Messages fuel unsupported 9/24 disaster theory
CLAIM:Warnings urging people to stay indoors on September 24, survival gifts, a flyer recruiting volunteers for a ‘mass casualty exercise’ and an episode of ‘The Simpson’ are proof that a large-scale disaster scale will occur that day.
AP ASSESSMENT: False. This conspiracy theory is not supported by credible evidence. He grew up online after a German lawmaker misspoke when commenting on Russia’s invasion of Ukraine in February.
THE FACTS: An unfounded conspiracy theory that some sort of catastrophic event is set for September 24 has spread around the world this week online, with netizens pointing to an emergency bag giveaway from Denver, a Kansas firefighter training event and a German legislator’s mistake as supposed evidence.
The theory emerged after the leader of the Christian Democratic Union of Germany party, Friedrich Merz, mistakenly referred to the September 24 date in a February speech.
In his remarks on Russia’s invasion of Ukraine at a Feb. 27 meeting in the Bundestag, or German parliament, Merz misspoke and said Sept. 24 would be a day people would remember. .
But in the official minutes of the Bundestag meeting, Merz’s comments include the date of February 24, the day Russia invaded Ukrainenot on September 24. Yet videos of his false statement have spread on social media with false claims that a major event is scheduled for September 24.
Some social media users went further, suggesting Germans were asked to stay indoors that day. There is, however, no evidence of a large-scale announcement like this – neither German lawmakers nor Olaf Scholz, the country’s chancellor, issued such a warning.
Following the German politician’s slip-up, netizens have seized on more evidence that could support that something big is going to happen on September 24.
Some even pointed to an episode of “The Simpsons” in which Homer join a survivalist group prepare for the end of the world. This is the ninth episode of the show’s 24th season, which according to a number of posts reflects the date Merz mistakenly stated.
While some posts acknowledged that “The Simpsons” didn’t actually make a doomsday prediction, others urged caution. “Just in case it happens be prepared,” one Twitter user wrote along with a clip from the episode.
Others pointed out that the Denver Office of Emergency Management announced it would be handing out what it called “bug out” bags on Sept. 24 in honor of National Preparedness Month. The city website advertises the emergency kit giveaway as part of a series of events as part of its DenverReady initiative to educate residents about disaster preparedness.
Social media users shared videos and posts interpreting the giveaway as proof that the bags would be used for a planned doomsday event. “Yes, Denver is giving out bug bags in the days leading up to September 24th,” one Twitter user wrote. “I have a feeling something terrible is going to happen that day.”

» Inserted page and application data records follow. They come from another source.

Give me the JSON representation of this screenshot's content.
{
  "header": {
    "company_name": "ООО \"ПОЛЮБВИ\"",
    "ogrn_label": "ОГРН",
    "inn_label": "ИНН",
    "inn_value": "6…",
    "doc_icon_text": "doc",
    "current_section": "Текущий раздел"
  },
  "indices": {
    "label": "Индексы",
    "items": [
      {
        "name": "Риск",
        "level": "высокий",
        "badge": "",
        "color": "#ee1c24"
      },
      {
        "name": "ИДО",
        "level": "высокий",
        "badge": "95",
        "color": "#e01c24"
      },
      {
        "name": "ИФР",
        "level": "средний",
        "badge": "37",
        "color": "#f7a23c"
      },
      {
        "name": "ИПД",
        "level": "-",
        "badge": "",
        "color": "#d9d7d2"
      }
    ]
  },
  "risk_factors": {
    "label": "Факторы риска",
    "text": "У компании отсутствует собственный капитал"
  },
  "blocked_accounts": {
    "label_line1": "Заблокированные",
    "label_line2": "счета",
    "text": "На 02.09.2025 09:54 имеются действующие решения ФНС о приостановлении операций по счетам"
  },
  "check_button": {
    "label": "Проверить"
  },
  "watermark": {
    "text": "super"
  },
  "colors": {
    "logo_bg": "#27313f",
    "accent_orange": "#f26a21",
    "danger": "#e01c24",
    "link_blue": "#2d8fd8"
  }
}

However, the agency released a statement dismissing these claims as “unequivocally false”.
“We have been made aware that a video is circulating on social media by a conspiracy theory network alleging that our Bug Out bag giveaway for National Preparedness Month is the result of a known/expected disaster expected to occur in Denver,” the statement read. “We want the community of Denver to know that if we ever knew of an imminent threat or impending disaster, the first thing we would do would be to alert our community and the media because your safety is our number one priority. a.”
As evidence of an impending crisis on September 24, some netizens also pointed to a flyer calling for volunteer actors for a mock “mass drill” at a fire station in Oskaloosa, Kansas, that day.
“September 24, False Flag Event,” several social media users wrote in posts featuring the flyer.
Keith Jeffers, Emergency Manager for Jefferson County, Kansas, where Oskaloosa is located, and whose coordinates were on the leaflet, confirmed in a telephone interview with The Associated Press that the event was going to be a regular training exercise intended to help firefighters prepare for a possible wildfire resulting in injury.
He said the event was canceled ddue to the cross-country and bike races taking place in the community that day, but had received hundreds of calls from 40 states, such as well than countries all over the world, on the leaflet. He said people had even asked him about a potential nuclear event or a meteor strike on September 24, and that it was all “misinformation”.
“We get phone calls from across the country, as well as emails and calls from Canada, Ireland and Puerto Rico,” Jeffers said. “It’s on every social media site I’ve heard of and a lot I haven’t heard of. And we’re just trying to shut it down.
This is part of AP’s efforts to combat widely shared misinformation, including working with outside companies and organizations to add factual context to misleading content circulating online. Learn more about fact-checking at AP.